Kate, SparkLab Learning Officer, South Bank
Discover rainbows around your home and explore the science of light and colour.
Have you ever noticed a rainbow somewhere that you didn’t expect one? SparkLab Learning Officers have been discovering surprise rainbows all over their homes. This got us thinking… Where do rainbows come from? And how can we create our own rainbows at home?
Search for your own surprise rainbows!
You can explore this too by looking for surprise rainbows around your home. You might find them in the kitchen, in the garden when the sprinkler is on… or somewhere else altogether! What do you notice about the rainbows you find? Are they in dark places or bright places? Do you usually find them at night, in the morning, or during the day? What colours do you see? Where are those colours coming from?
How can we make our own rainbows?
There are lots of ways you can make your own rainbows. Try using objects like a CD or DVD, a big glass of water, or a clear sparkly object. You will also need a little bit of light, next to a little bit of shade. Move your objects around slowly in the light and look very carefully for rainbows. You might want to try moving your object close to the table, the floor or the wall.
- Where do you notice the rainbows occurring? What shapes do they make?
- What colours and patterns do you notice? Do they always look the same?
- What colour is the light that is shining on your object? Is it the same colour as the colours in your rainbow?
Hidden colours: The science behind a rainbow
Rainbows are created when white light gets split up into all its different colours. Sunlight is made up of lots of different colours of light mixed together – we call this white light. When white light passes through some materials, the different colours of light bend – or refract – at different angles. This means that when the light comes out the other side of the material, the different colours of light have split and spread apart. We see this as bands of different colours – a rainbow!
The tiny ridges on a CD or DVD can also split white light up into different colours. As the colours of light bounce off the CD they overlap, which makes some colours appear brighter and cancels other colours out.
Take your exploration further
You can keep experimenting with rainbows using different objects or different sources of light.
- What happens if you use a different shaped object, like a square glass?

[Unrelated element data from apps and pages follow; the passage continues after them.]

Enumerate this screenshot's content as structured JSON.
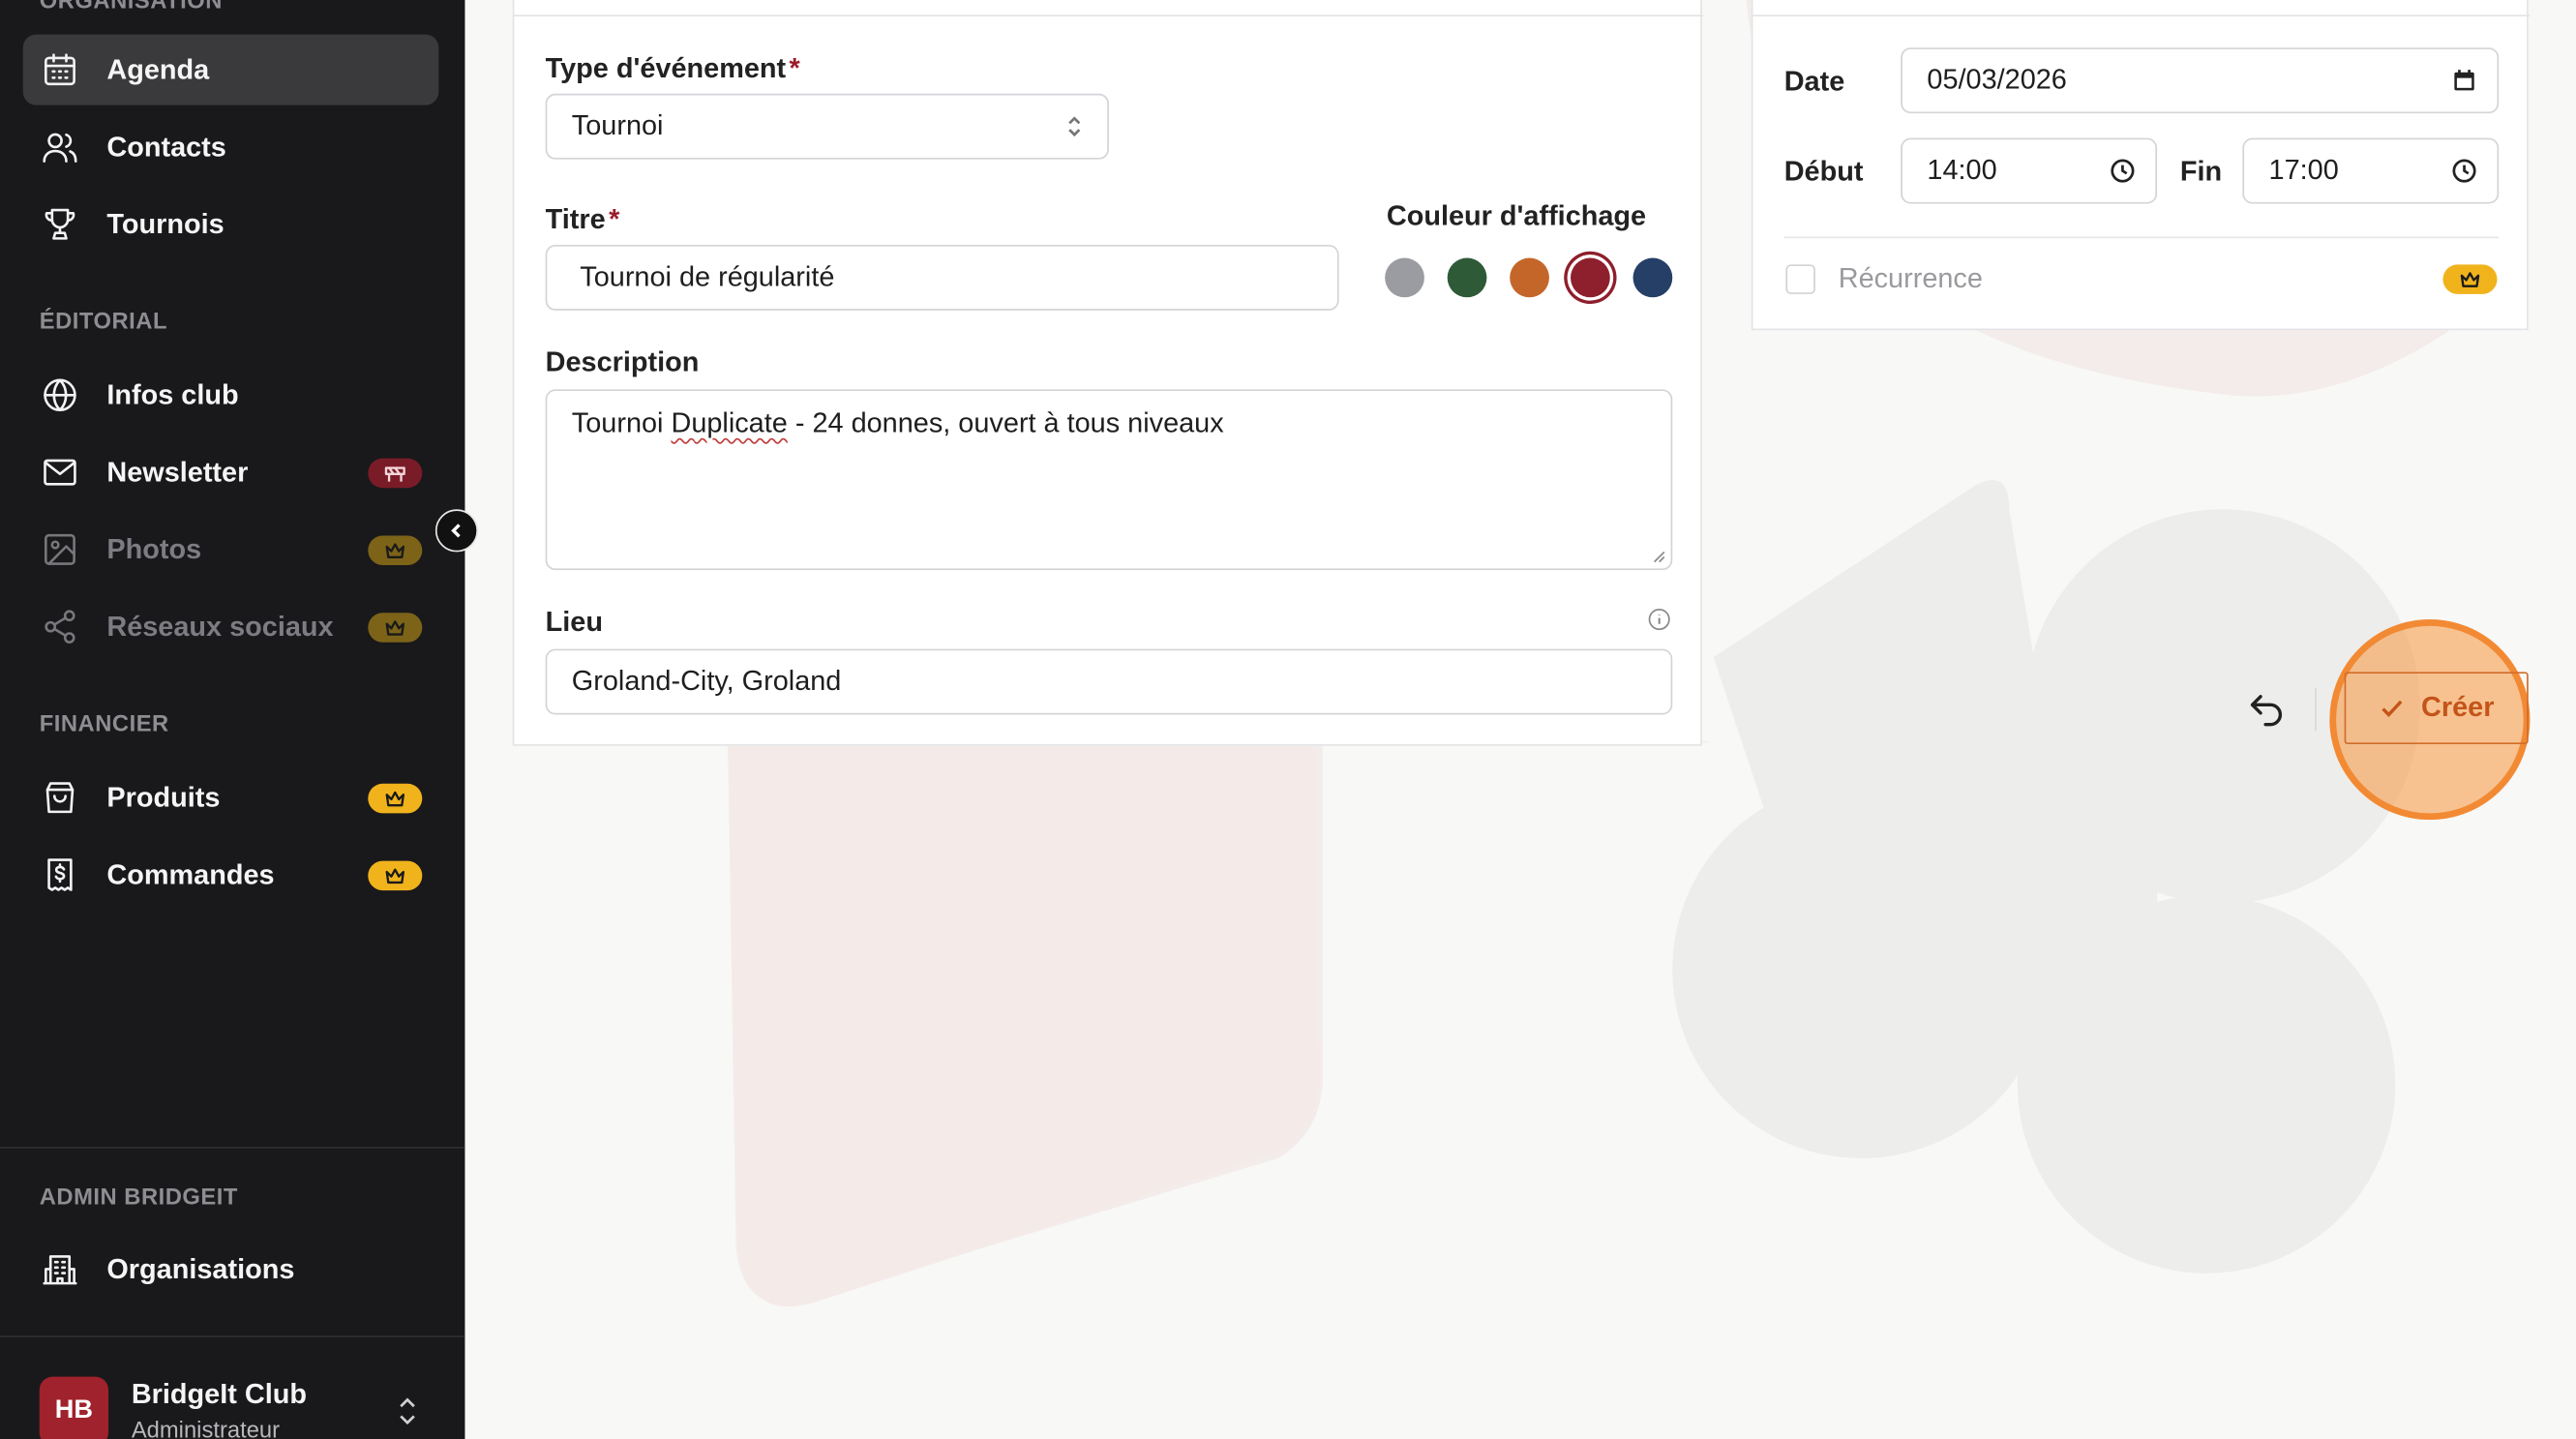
{
  "sidebar": {
    "sections": {
      "organisation": "ORGANISATION",
      "editorial": "ÉDITORIAL",
      "financier": "FINANCIER",
      "admin": "ADMIN BRIDGEIT"
    },
    "items": {
      "agenda": "Agenda",
      "contacts": "Contacts",
      "tournois": "Tournois",
      "infos_club": "Infos club",
      "newsletter": "Newsletter",
      "photos": "Photos",
      "reseaux_sociaux": "Réseaux sociaux",
      "produits": "Produits",
      "commandes": "Commandes",
      "organisations": "Organisations"
    },
    "user": {
      "initials": "HB",
      "name": "BridgeIt Club",
      "role": "Administrateur"
    }
  },
  "form": {
    "event_type": {
      "label": "Type d'événement",
      "required_mark": "*",
      "value": "Tournoi"
    },
    "title": {
      "label": "Titre",
      "required_mark": "*",
      "value": "Tournoi de régularité"
    },
    "display_color": {
      "label": "Couleur d'affichage",
      "options": [
        "#9b9ca1",
        "#2e5a38",
        "#c4662a",
        "#8e1f2c",
        "#263f66"
      ],
      "selected": "#8e1f2c"
    },
    "description": {
      "label": "Description",
      "value_pre": "Tournoi ",
      "value_misspelled": "Duplicate",
      "value_post": " - 24 donnes, ouvert à tous niveaux"
    },
    "location": {
      "label": "Lieu",
      "value": "Groland-City, Groland"
    }
  },
  "schedule": {
    "date_label": "Date",
    "date_value": "05/03/2026",
    "start_label": "Début",
    "start_value": "14:00",
    "end_label": "Fin",
    "end_value": "17:00",
    "recurrence_label": "Récurrence"
  },
  "actions": {
    "create_label": "Créer"
  },
  "colors": {
    "sidebar_bg": "#19191b",
    "accent_red": "#8e1f2c",
    "premium_gold": "#f0b31c",
    "create_orange": "#c4541a"
  }
}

- What happens if you move your object closer or further from the rainbow? How does this change what you see?
- What happens if you use a different colour of light? Add a drop of food colouring to your glass of water…what happens to your rainbow?!